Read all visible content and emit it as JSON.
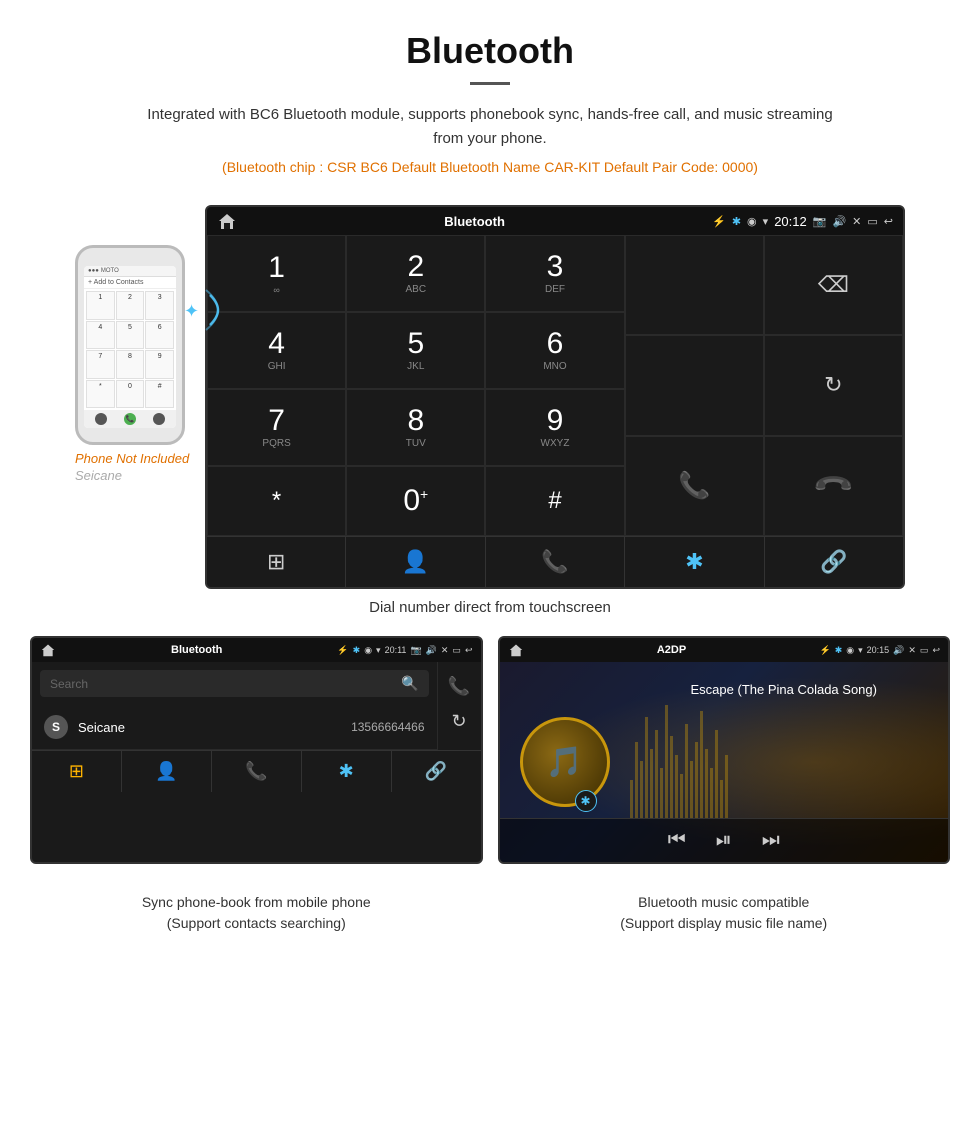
{
  "header": {
    "title": "Bluetooth",
    "description": "Integrated with BC6 Bluetooth module, supports phonebook sync, hands-free call, and music streaming from your phone.",
    "specs": "(Bluetooth chip : CSR BC6   Default Bluetooth Name CAR-KIT   Default Pair Code: 0000)"
  },
  "carScreen": {
    "statusBar": {
      "appName": "Bluetooth",
      "time": "20:12",
      "usbIcon": "⚡"
    },
    "dialKeys": [
      {
        "num": "1",
        "letters": "∞"
      },
      {
        "num": "2",
        "letters": "ABC"
      },
      {
        "num": "3",
        "letters": "DEF"
      },
      {
        "num": "4",
        "letters": "GHI"
      },
      {
        "num": "5",
        "letters": "JKL"
      },
      {
        "num": "6",
        "letters": "MNO"
      },
      {
        "num": "7",
        "letters": "PQRS"
      },
      {
        "num": "8",
        "letters": "TUV"
      },
      {
        "num": "9",
        "letters": "WXYZ"
      },
      {
        "num": "*",
        "letters": ""
      },
      {
        "num": "0",
        "letters": "+"
      },
      {
        "num": "#",
        "letters": ""
      }
    ],
    "bottomNav": [
      "⊞",
      "👤",
      "📞",
      "✱",
      "🔗"
    ]
  },
  "mainCaption": "Dial number direct from touchscreen",
  "phonebookPanel": {
    "statusBar": {
      "appName": "Bluetooth",
      "time": "20:11"
    },
    "searchPlaceholder": "Search",
    "contacts": [
      {
        "initial": "S",
        "name": "Seicane",
        "phone": "13566664466"
      }
    ],
    "bottomNav": [
      "⊞",
      "👤",
      "📞",
      "✱",
      "🔗"
    ]
  },
  "musicPanel": {
    "statusBar": {
      "appName": "A2DP",
      "time": "20:15"
    },
    "songTitle": "Escape (The Pina Colada Song)",
    "controls": [
      "⏮",
      "⏯",
      "⏭"
    ]
  },
  "phoneNotIncluded": "Phone Not Included",
  "seicaneWatermark": "Seicane",
  "panelCaptions": {
    "phonebook": "Sync phone-book from mobile phone\n(Support contacts searching)",
    "music": "Bluetooth music compatible\n(Support display music file name)"
  }
}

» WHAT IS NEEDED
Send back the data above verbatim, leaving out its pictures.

» RESULT FOR THIS EXERCISE
Read all visible content and emit it as JSON.
{
  "header": {
    "title": "Bluetooth",
    "description": "Integrated with BC6 Bluetooth module, supports phonebook sync, hands-free call, and music streaming from your phone.",
    "specs": "(Bluetooth chip : CSR BC6   Default Bluetooth Name CAR-KIT   Default Pair Code: 0000)"
  },
  "carScreen": {
    "statusBar": {
      "appName": "Bluetooth",
      "time": "20:12",
      "usbIcon": "⚡"
    },
    "dialKeys": [
      {
        "num": "1",
        "letters": "∞"
      },
      {
        "num": "2",
        "letters": "ABC"
      },
      {
        "num": "3",
        "letters": "DEF"
      },
      {
        "num": "4",
        "letters": "GHI"
      },
      {
        "num": "5",
        "letters": "JKL"
      },
      {
        "num": "6",
        "letters": "MNO"
      },
      {
        "num": "7",
        "letters": "PQRS"
      },
      {
        "num": "8",
        "letters": "TUV"
      },
      {
        "num": "9",
        "letters": "WXYZ"
      },
      {
        "num": "*",
        "letters": ""
      },
      {
        "num": "0",
        "letters": "+"
      },
      {
        "num": "#",
        "letters": ""
      }
    ],
    "bottomNav": [
      "⊞",
      "👤",
      "📞",
      "✱",
      "🔗"
    ]
  },
  "mainCaption": "Dial number direct from touchscreen",
  "phonebookPanel": {
    "statusBar": {
      "appName": "Bluetooth",
      "time": "20:11"
    },
    "searchPlaceholder": "Search",
    "contacts": [
      {
        "initial": "S",
        "name": "Seicane",
        "phone": "13566664466"
      }
    ],
    "bottomNav": [
      "⊞",
      "👤",
      "📞",
      "✱",
      "🔗"
    ]
  },
  "musicPanel": {
    "statusBar": {
      "appName": "A2DP",
      "time": "20:15"
    },
    "songTitle": "Escape (The Pina Colada Song)",
    "controls": [
      "⏮",
      "⏯",
      "⏭"
    ]
  },
  "phoneNotIncluded": "Phone Not Included",
  "seicaneWatermark": "Seicane",
  "panelCaptions": {
    "phonebook": "Sync phone-book from mobile phone\n(Support contacts searching)",
    "music": "Bluetooth music compatible\n(Support display music file name)"
  }
}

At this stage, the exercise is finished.